Dallas now features Moroccan, Austrian, Greek, Japanese...and the sheer diversity of international flavors almost precludes the introduction of anything new. "It's a horrible thing to say, 'Nope, it's all been done,'" worries chef Sharon Hage of York St. While acknowledging the untapped markets for offal and insects, she reiterates Cassel's conclusion: "I think all the palatable ingredients are available."
The problem, it seems, is our pernicious accumulation of wealth. "People in North America by and large live a nice lifestyle, so a majority can afford to try different foods," Rathbun says. "But because we have that ability, we become picky." In other words, Americans don't have to rely on innards or insects for sustenance. We can cut the heads off fish, pull the beaks off ducks before tossing them in a pot.
"Americans are not prepared for pure French--liver, intestine, tongue, brain," explains Philippe Naouri, co-owner of Bali Bar. "Americans like steak, salmon, calamari." And as long as we call it calamari, we never have to eat squid.
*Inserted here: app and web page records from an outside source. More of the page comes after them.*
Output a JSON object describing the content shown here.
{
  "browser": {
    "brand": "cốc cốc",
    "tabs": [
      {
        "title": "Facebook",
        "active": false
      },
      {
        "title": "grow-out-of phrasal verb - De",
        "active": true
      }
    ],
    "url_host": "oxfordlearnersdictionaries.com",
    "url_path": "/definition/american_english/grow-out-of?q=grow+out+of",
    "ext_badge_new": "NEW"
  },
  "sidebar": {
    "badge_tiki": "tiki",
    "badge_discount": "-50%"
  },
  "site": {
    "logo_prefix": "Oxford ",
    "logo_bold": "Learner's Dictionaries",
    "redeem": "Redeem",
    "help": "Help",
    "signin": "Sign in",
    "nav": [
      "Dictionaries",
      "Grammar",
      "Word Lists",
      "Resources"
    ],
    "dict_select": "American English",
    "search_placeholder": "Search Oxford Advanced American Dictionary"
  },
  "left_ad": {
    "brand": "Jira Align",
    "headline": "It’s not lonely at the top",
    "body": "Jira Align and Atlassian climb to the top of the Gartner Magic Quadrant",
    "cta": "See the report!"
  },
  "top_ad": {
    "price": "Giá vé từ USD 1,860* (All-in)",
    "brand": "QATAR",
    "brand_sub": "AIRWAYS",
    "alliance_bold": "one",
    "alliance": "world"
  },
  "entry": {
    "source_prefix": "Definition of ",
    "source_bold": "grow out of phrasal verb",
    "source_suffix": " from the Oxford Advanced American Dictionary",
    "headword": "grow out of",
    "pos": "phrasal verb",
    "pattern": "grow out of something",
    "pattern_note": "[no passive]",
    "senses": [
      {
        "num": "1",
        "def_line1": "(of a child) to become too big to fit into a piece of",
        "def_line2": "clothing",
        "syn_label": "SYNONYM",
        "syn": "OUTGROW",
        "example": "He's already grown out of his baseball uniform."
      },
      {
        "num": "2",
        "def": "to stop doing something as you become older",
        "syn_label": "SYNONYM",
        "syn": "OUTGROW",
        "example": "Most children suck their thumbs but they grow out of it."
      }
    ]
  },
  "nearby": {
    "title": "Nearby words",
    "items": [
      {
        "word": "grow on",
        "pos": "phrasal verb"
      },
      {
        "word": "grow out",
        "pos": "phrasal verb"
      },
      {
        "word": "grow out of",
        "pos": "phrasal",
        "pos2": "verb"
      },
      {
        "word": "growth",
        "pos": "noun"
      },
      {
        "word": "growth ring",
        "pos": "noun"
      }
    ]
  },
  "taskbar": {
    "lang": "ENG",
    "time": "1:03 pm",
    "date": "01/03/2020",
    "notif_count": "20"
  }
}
Rathbun, himself a world traveler and food enthusiast, shies away from organ meats. It's not, then, that we're afraid of different flavors; we just seek them in a more familiar form, hence the popularity of fusion restaurants. Fusion brings together culinary influences from two or more cultures and prepares them in forms acceptable to a mass American palate. "A lot of it is in the way you write the dish, the way you make familiar flavors more predominant," explains Cassel, who prefers "collision cuisine" to fusion. "You balance it out with 'round-eye' flavors. Take Indian food. We use all those flavors in food that Americans recognize."